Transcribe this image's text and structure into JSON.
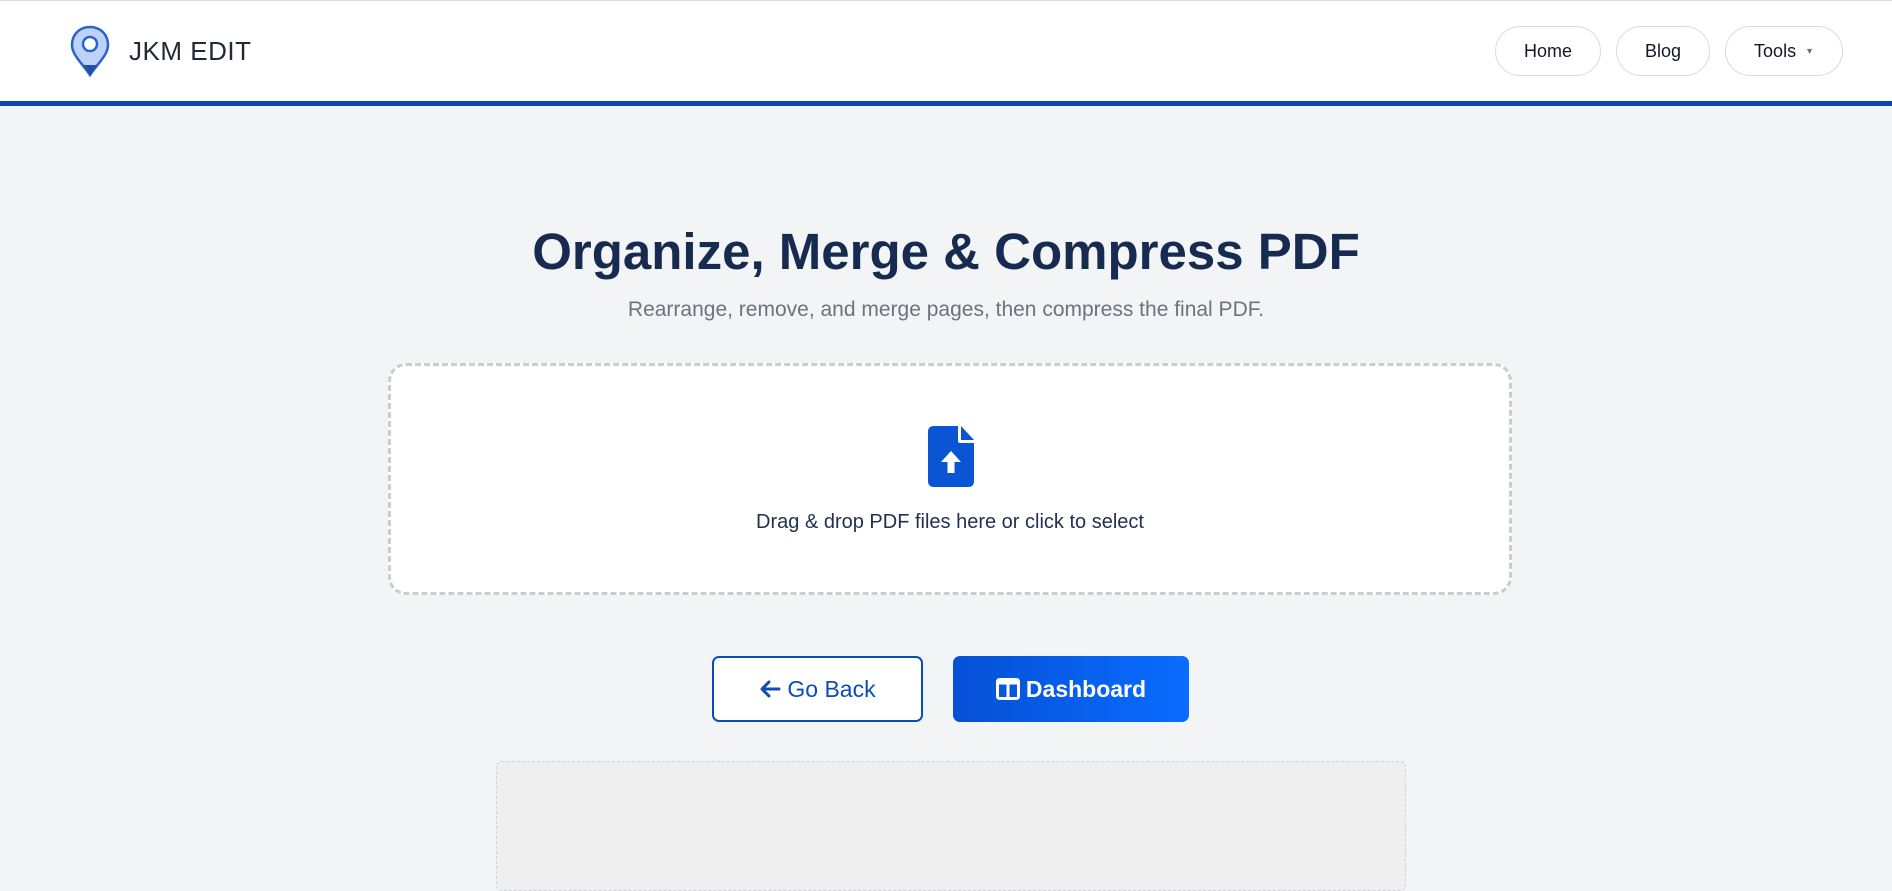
{
  "colors": {
    "brand_blue": "#0b47a8",
    "accent_blue": "#0a5ce0",
    "title_navy": "#172a4f",
    "page_bg": "#f3f4f6"
  },
  "header": {
    "brand": "JKM EDIT",
    "logo_icon": "map-pin-icon",
    "nav": {
      "home": "Home",
      "blog": "Blog",
      "tools": "Tools"
    }
  },
  "main": {
    "title": "Organize, Merge & Compress PDF",
    "subtitle": "Rearrange, remove, and merge pages, then compress the final PDF.",
    "dropzone": {
      "icon": "file-upload-icon",
      "text": "Drag & drop PDF files here or click to select"
    },
    "actions": {
      "back_label": "Go Back",
      "back_icon": "arrow-left-icon",
      "dashboard_label": "Dashboard",
      "dashboard_icon": "columns-icon"
    }
  }
}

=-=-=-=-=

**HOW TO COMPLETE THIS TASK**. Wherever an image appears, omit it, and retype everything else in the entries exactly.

**RESPONSE BELOW**.
Transcribe this image's text and structure into JSON.
{
  "colors": {
    "brand_blue": "#0b47a8",
    "accent_blue": "#0a5ce0",
    "title_navy": "#172a4f",
    "page_bg": "#f3f4f6"
  },
  "header": {
    "brand": "JKM EDIT",
    "logo_icon": "map-pin-icon",
    "nav": {
      "home": "Home",
      "blog": "Blog",
      "tools": "Tools"
    }
  },
  "main": {
    "title": "Organize, Merge & Compress PDF",
    "subtitle": "Rearrange, remove, and merge pages, then compress the final PDF.",
    "dropzone": {
      "icon": "file-upload-icon",
      "text": "Drag & drop PDF files here or click to select"
    },
    "actions": {
      "back_label": "Go Back",
      "back_icon": "arrow-left-icon",
      "dashboard_label": "Dashboard",
      "dashboard_icon": "columns-icon"
    }
  }
}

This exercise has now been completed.